Problem description:
Take the whole listing and reproduce it exactly, pictures excepted.

Input:
»»
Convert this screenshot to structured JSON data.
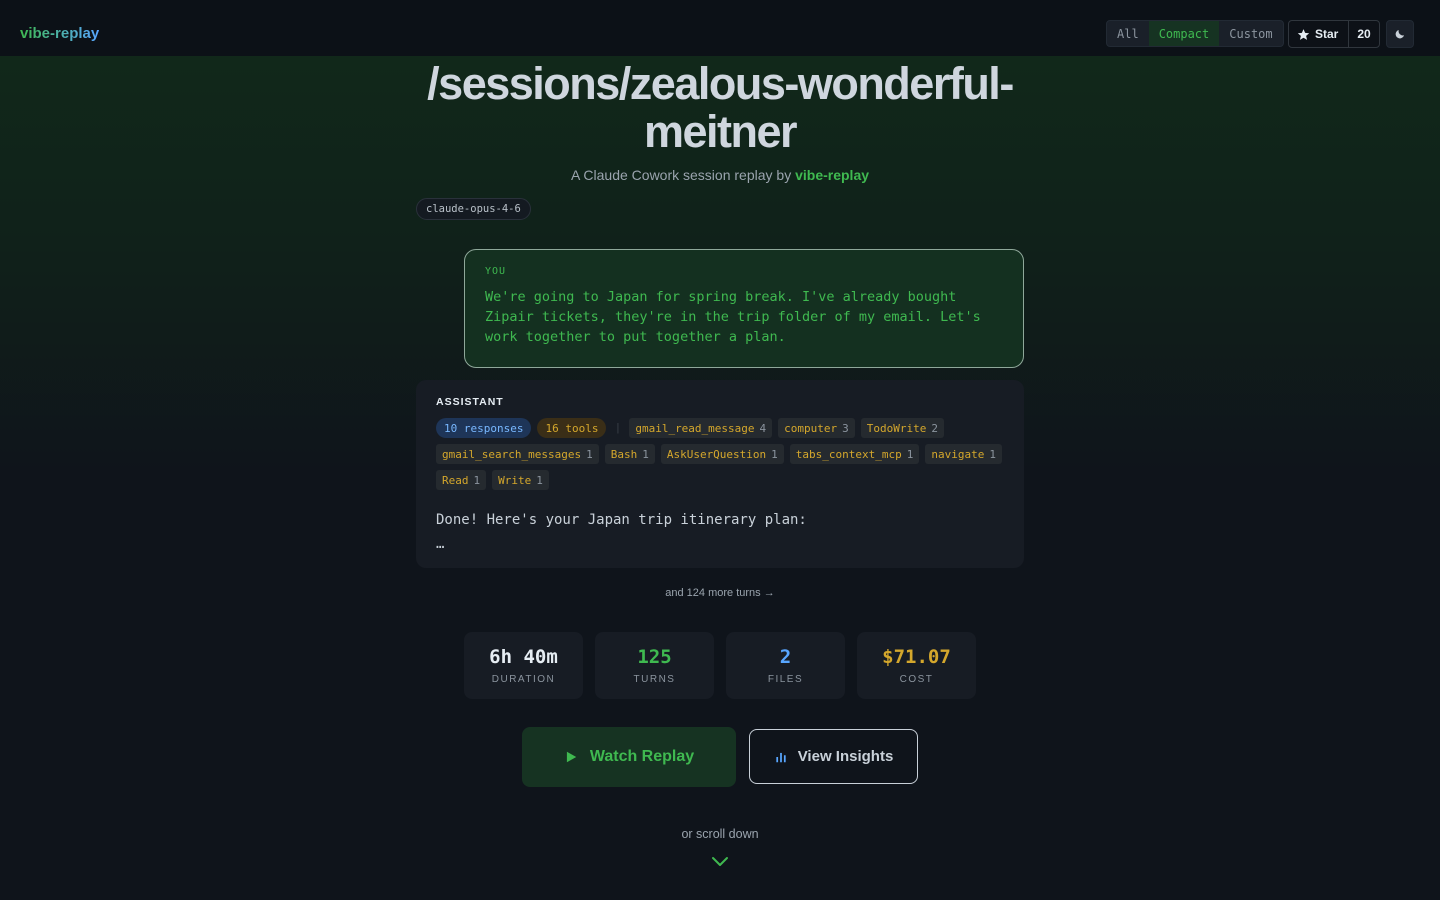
{
  "header": {
    "brand": "vibe-replay",
    "view_modes": [
      "All",
      "Compact",
      "Custom"
    ],
    "active_view_mode": "Compact",
    "star_label": "Star",
    "star_count": "20",
    "theme_icon": "moon-icon"
  },
  "hero": {
    "title": "/sessions/zealous-wonderful-meitner",
    "subtitle_prefix": "A Claude Cowork session replay by",
    "subtitle_link": "vibe-replay",
    "model_tag": "claude-opus-4-6"
  },
  "you_message": {
    "label": "YOU",
    "text": "We're going to Japan for spring break. I've already bought Zipair tickets, they're in the trip folder of my email. Let's work together to put together a plan."
  },
  "assistant_message": {
    "label": "ASSISTANT",
    "responses_chip": "10 responses",
    "tools_chip": "16 tools",
    "separator": "|",
    "tools": [
      {
        "name": "gmail_read_message",
        "count": "4"
      },
      {
        "name": "computer",
        "count": "3"
      },
      {
        "name": "TodoWrite",
        "count": "2"
      },
      {
        "name": "gmail_search_messages",
        "count": "1"
      },
      {
        "name": "Bash",
        "count": "1"
      },
      {
        "name": "AskUserQuestion",
        "count": "1"
      },
      {
        "name": "tabs_context_mcp",
        "count": "1"
      },
      {
        "name": "navigate",
        "count": "1"
      },
      {
        "name": "Read",
        "count": "1"
      },
      {
        "name": "Write",
        "count": "1"
      }
    ],
    "text": "Done! Here's your Japan trip itinerary plan:",
    "ellipsis": "…"
  },
  "more_turns": "and 124 more turns →",
  "stats": [
    {
      "value": "6h 40m",
      "label": "DURATION",
      "color": "#e6edf3"
    },
    {
      "value": "125",
      "label": "TURNS",
      "color": "#3fb950"
    },
    {
      "value": "2",
      "label": "FILES",
      "color": "#58a6ff"
    },
    {
      "value": "$71.07",
      "label": "COST",
      "color": "#d4a72c"
    }
  ],
  "actions": {
    "watch_label": "Watch Replay",
    "insights_label": "View Insights"
  },
  "scroll_hint": "or scroll down",
  "colors": {
    "accent_green": "#3fb950",
    "accent_blue": "#58a6ff",
    "accent_amber": "#d4a72c",
    "background": "#0f141b"
  }
}
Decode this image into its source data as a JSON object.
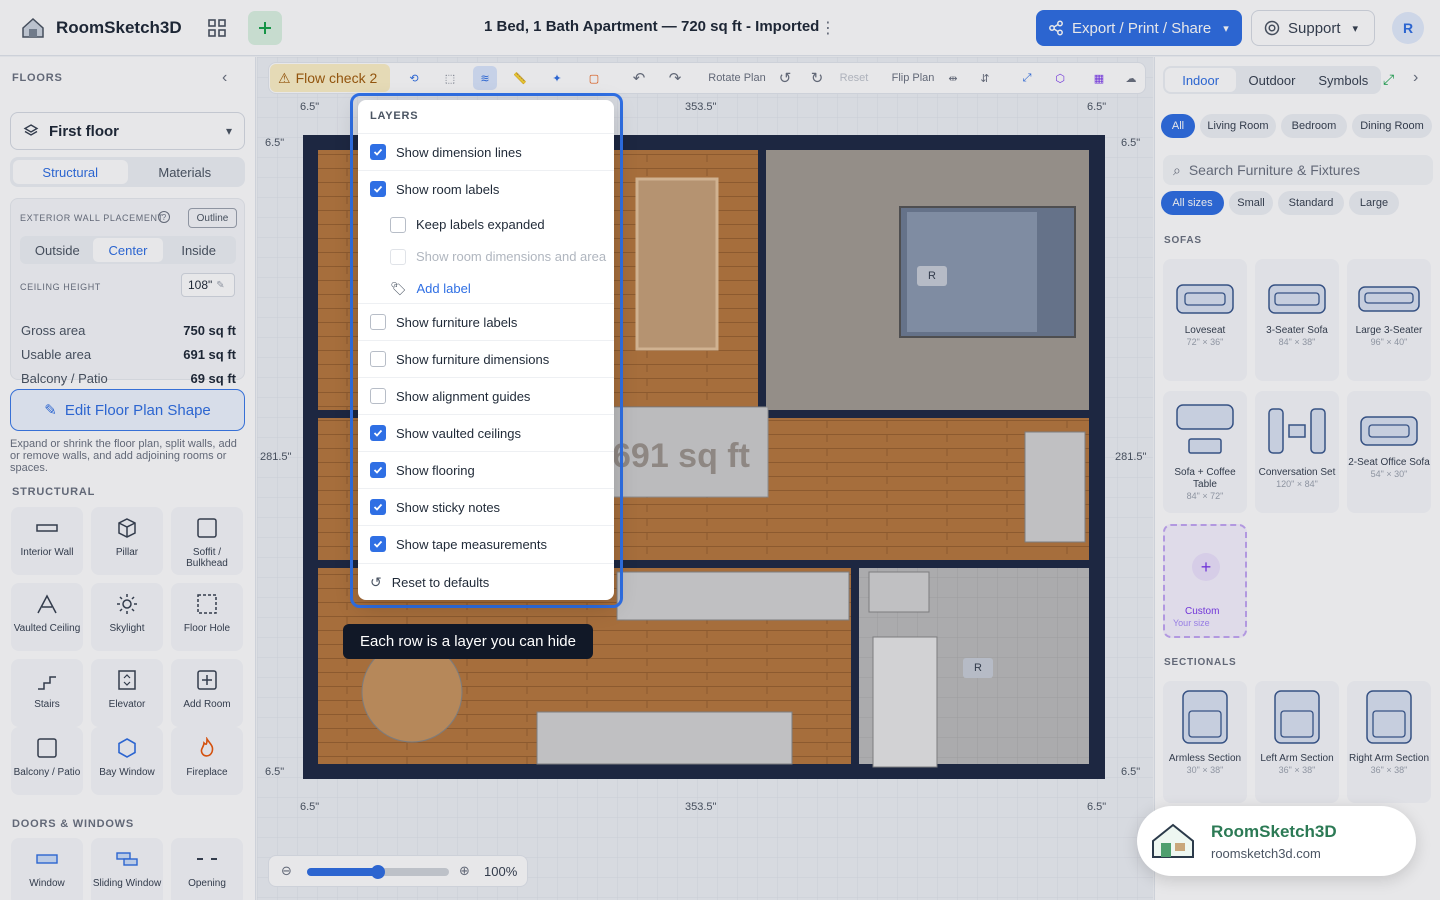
{
  "app": {
    "name": "RoomSketch3D",
    "doc_title": "1 Bed, 1 Bath Apartment — 720 sq ft - Imported",
    "export_label": "Export / Print / Share",
    "support_label": "Support",
    "avatar": "R"
  },
  "left": {
    "section": "FLOORS",
    "floor": "First floor",
    "tabs": [
      "Structural",
      "Materials"
    ],
    "wall_placement_label": "EXTERIOR WALL PLACEMENT",
    "outline_badge": "Outline",
    "placement": [
      "Outside",
      "Center",
      "Inside"
    ],
    "ceiling_label": "CEILING HEIGHT",
    "ceiling_value": "108\"",
    "stats": [
      {
        "label": "Gross area",
        "value": "750 sq ft"
      },
      {
        "label": "Usable area",
        "value": "691 sq ft"
      },
      {
        "label": "Balcony / Patio",
        "value": "69 sq ft"
      }
    ],
    "edit_btn": "Edit Floor Plan Shape",
    "hint": "Expand or shrink the floor plan, split walls, add or remove walls, and add adjoining rooms or spaces.",
    "structural_label": "STRUCTURAL",
    "tools": [
      "Interior Wall",
      "Pillar",
      "Soffit / Bulkhead",
      "Vaulted Ceiling",
      "Skylight",
      "Floor Hole",
      "Stairs",
      "Elevator",
      "Add Room",
      "Balcony / Patio",
      "Bay Window",
      "Fireplace"
    ],
    "doors_label": "DOORS & WINDOWS",
    "doors": [
      "Window",
      "Sliding Window",
      "Opening"
    ]
  },
  "toolbar": {
    "flow_check": "Flow check 2",
    "rotate": "Rotate Plan",
    "reset": "Reset",
    "flip": "Flip Plan"
  },
  "canvas": {
    "dim_top_left": "6.5\"",
    "dim_top_mid": "353.5\"",
    "dim_top_right": "6.5\"",
    "dim_side": "281.5\"",
    "dim_bottom_left": "6.5\"",
    "dim_bottom_mid": "353.5\"",
    "dim_bottom_right": "6.5\"",
    "room_area": "691 sq ft",
    "tag": "R"
  },
  "layers": {
    "title": "LAYERS",
    "items": [
      {
        "label": "Show dimension lines",
        "checked": true
      },
      {
        "label": "Show room labels",
        "checked": true
      },
      {
        "label": "Keep labels expanded",
        "checked": false
      },
      {
        "label": "Show room dimensions and area",
        "checked": false
      },
      {
        "label": "Add label",
        "checked": false
      },
      {
        "label": "Show furniture labels",
        "checked": false
      },
      {
        "label": "Show furniture dimensions",
        "checked": false
      },
      {
        "label": "Show alignment guides",
        "checked": false
      },
      {
        "label": "Show vaulted ceilings",
        "checked": true
      },
      {
        "label": "Show flooring",
        "checked": true
      },
      {
        "label": "Show sticky notes",
        "checked": true
      },
      {
        "label": "Show tape measurements",
        "checked": true
      }
    ],
    "reset": "Reset to defaults"
  },
  "tooltip": "Each row is a layer you can hide",
  "zoom": {
    "value": "100%",
    "level": 0.5
  },
  "right": {
    "tabs": [
      "Indoor",
      "Outdoor",
      "Symbols"
    ],
    "rooms": [
      "All",
      "Living Room",
      "Bedroom",
      "Dining Room"
    ],
    "search_placeholder": "Search Furniture & Fixtures",
    "sizes": [
      "All sizes",
      "Small",
      "Standard",
      "Large"
    ],
    "sofas_label": "SOFAS",
    "sofas": [
      {
        "name": "Loveseat",
        "size": "72\" × 36\""
      },
      {
        "name": "3-Seater Sofa",
        "size": "84\" × 38\""
      },
      {
        "name": "Large 3-Seater",
        "size": "96\" × 40\""
      },
      {
        "name": "Sofa + Coffee Table",
        "size": "84\" × 72\""
      },
      {
        "name": "Conversation Set",
        "size": "120\" × 84\""
      },
      {
        "name": "2-Seat Office Sofa",
        "size": "54\" × 30\""
      }
    ],
    "custom": {
      "name": "Custom",
      "sub": "Your size"
    },
    "sectionals_label": "SECTIONALS",
    "sectionals": [
      {
        "name": "Armless Section",
        "size": "30\" × 38\""
      },
      {
        "name": "Left Arm Section",
        "size": "36\" × 38\""
      },
      {
        "name": "Right Arm Section",
        "size": "36\" × 38\""
      }
    ]
  },
  "promo": {
    "name": "RoomSketch3D",
    "url": "roomsketch3d.com"
  }
}
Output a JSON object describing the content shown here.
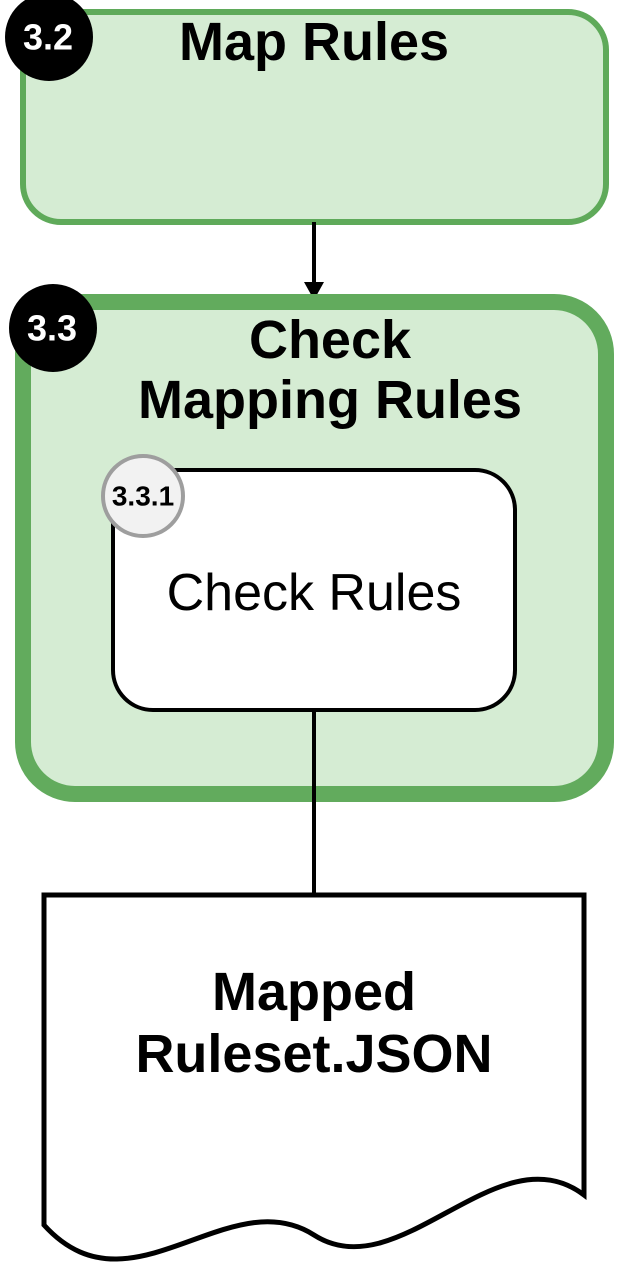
{
  "colors": {
    "node_fill": "#d5ecd3",
    "node_stroke_light": "#5faa5a",
    "node_stroke_bold": "#62ab5d",
    "badge_fill": "#000000",
    "badge_text": "#ffffff",
    "subbadge_fill": "#f2f2f2",
    "subbadge_stroke": "#9e9e9e",
    "line": "#000000",
    "doc_fill": "#ffffff"
  },
  "nodes": {
    "map_rules": {
      "badge": "3.2",
      "title": "Map Rules"
    },
    "check_mapping_rules": {
      "badge": "3.3",
      "title_line1": "Check",
      "title_line2": "Mapping Rules",
      "sub": {
        "badge": "3.3.1",
        "title": "Check Rules"
      }
    },
    "output_doc": {
      "title_line1": "Mapped",
      "title_line2": "Ruleset.JSON"
    }
  }
}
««
Exercise result:
Convert this screenshot to structured JSON data.
{
  "header": {
    "brand": "vibe-replay",
    "view_modes": [
      "All",
      "Compact",
      "Custom"
    ],
    "active_view_mode": "Compact",
    "star_label": "Star",
    "star_count": "20",
    "theme_icon": "moon-icon"
  },
  "hero": {
    "title": "/sessions/zealous-wonderful-meitner",
    "subtitle_prefix": "A Claude Cowork session replay by",
    "subtitle_link": "vibe-replay",
    "model_tag": "claude-opus-4-6"
  },
  "you_message": {
    "label": "YOU",
    "text": "We're going to Japan for spring break. I've already bought Zipair tickets, they're in the trip folder of my email. Let's work together to put together a plan."
  },
  "assistant_message": {
    "label": "ASSISTANT",
    "responses_chip": "10 responses",
    "tools_chip": "16 tools",
    "separator": "|",
    "tools": [
      {
        "name": "gmail_read_message",
        "count": "4"
      },
      {
        "name": "computer",
        "count": "3"
      },
      {
        "name": "TodoWrite",
        "count": "2"
      },
      {
        "name": "gmail_search_messages",
        "count": "1"
      },
      {
        "name": "Bash",
        "count": "1"
      },
      {
        "name": "AskUserQuestion",
        "count": "1"
      },
      {
        "name": "tabs_context_mcp",
        "count": "1"
      },
      {
        "name": "navigate",
        "count": "1"
      },
      {
        "name": "Read",
        "count": "1"
      },
      {
        "name": "Write",
        "count": "1"
      }
    ],
    "text": "Done! Here's your Japan trip itinerary plan:",
    "ellipsis": "…"
  },
  "more_turns": "and 124 more turns →",
  "stats": [
    {
      "value": "6h 40m",
      "label": "DURATION",
      "color": "#e6edf3"
    },
    {
      "value": "125",
      "label": "TURNS",
      "color": "#3fb950"
    },
    {
      "value": "2",
      "label": "FILES",
      "color": "#58a6ff"
    },
    {
      "value": "$71.07",
      "label": "COST",
      "color": "#d4a72c"
    }
  ],
  "actions": {
    "watch_label": "Watch Replay",
    "insights_label": "View Insights"
  },
  "scroll_hint": "or scroll down",
  "colors": {
    "accent_green": "#3fb950",
    "accent_blue": "#58a6ff",
    "accent_amber": "#d4a72c",
    "background": "#0f141b"
  }
}
Decode this image into its source data as a JSON object.
{
  "app": {
    "name": "RoomSketch3D",
    "doc_title": "1 Bed, 1 Bath Apartment — 720 sq ft - Imported",
    "export_label": "Export / Print / Share",
    "support_label": "Support",
    "avatar": "R"
  },
  "left": {
    "section": "FLOORS",
    "floor": "First floor",
    "tabs": [
      "Structural",
      "Materials"
    ],
    "wall_placement_label": "EXTERIOR WALL PLACEMENT",
    "outline_badge": "Outline",
    "placement": [
      "Outside",
      "Center",
      "Inside"
    ],
    "ceiling_label": "CEILING HEIGHT",
    "ceiling_value": "108\"",
    "stats": [
      {
        "label": "Gross area",
        "value": "750 sq ft"
      },
      {
        "label": "Usable area",
        "value": "691 sq ft"
      },
      {
        "label": "Balcony / Patio",
        "value": "69 sq ft"
      }
    ],
    "edit_btn": "Edit Floor Plan Shape",
    "hint": "Expand or shrink the floor plan, split walls, add or remove walls, and add adjoining rooms or spaces.",
    "structural_label": "STRUCTURAL",
    "tools": [
      "Interior Wall",
      "Pillar",
      "Soffit / Bulkhead",
      "Vaulted Ceiling",
      "Skylight",
      "Floor Hole",
      "Stairs",
      "Elevator",
      "Add Room",
      "Balcony / Patio",
      "Bay Window",
      "Fireplace"
    ],
    "doors_label": "DOORS & WINDOWS",
    "doors": [
      "Window",
      "Sliding Window",
      "Opening"
    ]
  },
  "toolbar": {
    "flow_check": "Flow check 2",
    "rotate": "Rotate Plan",
    "reset": "Reset",
    "flip": "Flip Plan"
  },
  "canvas": {
    "dim_top_left": "6.5\"",
    "dim_top_mid": "353.5\"",
    "dim_top_right": "6.5\"",
    "dim_side": "281.5\"",
    "dim_bottom_left": "6.5\"",
    "dim_bottom_mid": "353.5\"",
    "dim_bottom_right": "6.5\"",
    "room_area": "691 sq ft",
    "tag": "R"
  },
  "layers": {
    "title": "LAYERS",
    "items": [
      {
        "label": "Show dimension lines",
        "checked": true
      },
      {
        "label": "Show room labels",
        "checked": true
      },
      {
        "label": "Keep labels expanded",
        "checked": false
      },
      {
        "label": "Show room dimensions and area",
        "checked": false
      },
      {
        "label": "Add label",
        "checked": false
      },
      {
        "label": "Show furniture labels",
        "checked": false
      },
      {
        "label": "Show furniture dimensions",
        "checked": false
      },
      {
        "label": "Show alignment guides",
        "checked": false
      },
      {
        "label": "Show vaulted ceilings",
        "checked": true
      },
      {
        "label": "Show flooring",
        "checked": true
      },
      {
        "label": "Show sticky notes",
        "checked": true
      },
      {
        "label": "Show tape measurements",
        "checked": true
      }
    ],
    "reset": "Reset to defaults"
  },
  "tooltip": "Each row is a layer you can hide",
  "zoom": {
    "value": "100%",
    "level": 0.5
  },
  "right": {
    "tabs": [
      "Indoor",
      "Outdoor",
      "Symbols"
    ],
    "rooms": [
      "All",
      "Living Room",
      "Bedroom",
      "Dining Room"
    ],
    "search_placeholder": "Search Furniture & Fixtures",
    "sizes": [
      "All sizes",
      "Small",
      "Standard",
      "Large"
    ],
    "sofas_label": "SOFAS",
    "sofas": [
      {
        "name": "Loveseat",
        "size": "72\" × 36\""
      },
      {
        "name": "3-Seater Sofa",
        "size": "84\" × 38\""
      },
      {
        "name": "Large 3-Seater",
        "size": "96\" × 40\""
      },
      {
        "name": "Sofa + Coffee Table",
        "size": "84\" × 72\""
      },
      {
        "name": "Conversation Set",
        "size": "120\" × 84\""
      },
      {
        "name": "2-Seat Office Sofa",
        "size": "54\" × 30\""
      }
    ],
    "custom": {
      "name": "Custom",
      "sub": "Your size"
    },
    "sectionals_label": "SECTIONALS",
    "sectionals": [
      {
        "name": "Armless Section",
        "size": "30\" × 38\""
      },
      {
        "name": "Left Arm Section",
        "size": "36\" × 38\""
      },
      {
        "name": "Right Arm Section",
        "size": "36\" × 38\""
      }
    ]
  },
  "promo": {
    "name": "RoomSketch3D",
    "url": "roomsketch3d.com"
  }
}
Output a JSON object describing the content shown here.
{
  "colors": {
    "node_fill": "#d5ecd3",
    "node_stroke_light": "#5faa5a",
    "node_stroke_bold": "#62ab5d",
    "badge_fill": "#000000",
    "badge_text": "#ffffff",
    "subbadge_fill": "#f2f2f2",
    "subbadge_stroke": "#9e9e9e",
    "line": "#000000",
    "doc_fill": "#ffffff"
  },
  "nodes": {
    "map_rules": {
      "badge": "3.2",
      "title": "Map Rules"
    },
    "check_mapping_rules": {
      "badge": "3.3",
      "title_line1": "Check",
      "title_line2": "Mapping Rules",
      "sub": {
        "badge": "3.3.1",
        "title": "Check Rules"
      }
    },
    "output_doc": {
      "title_line1": "Mapped",
      "title_line2": "Ruleset.JSON"
    }
  }
}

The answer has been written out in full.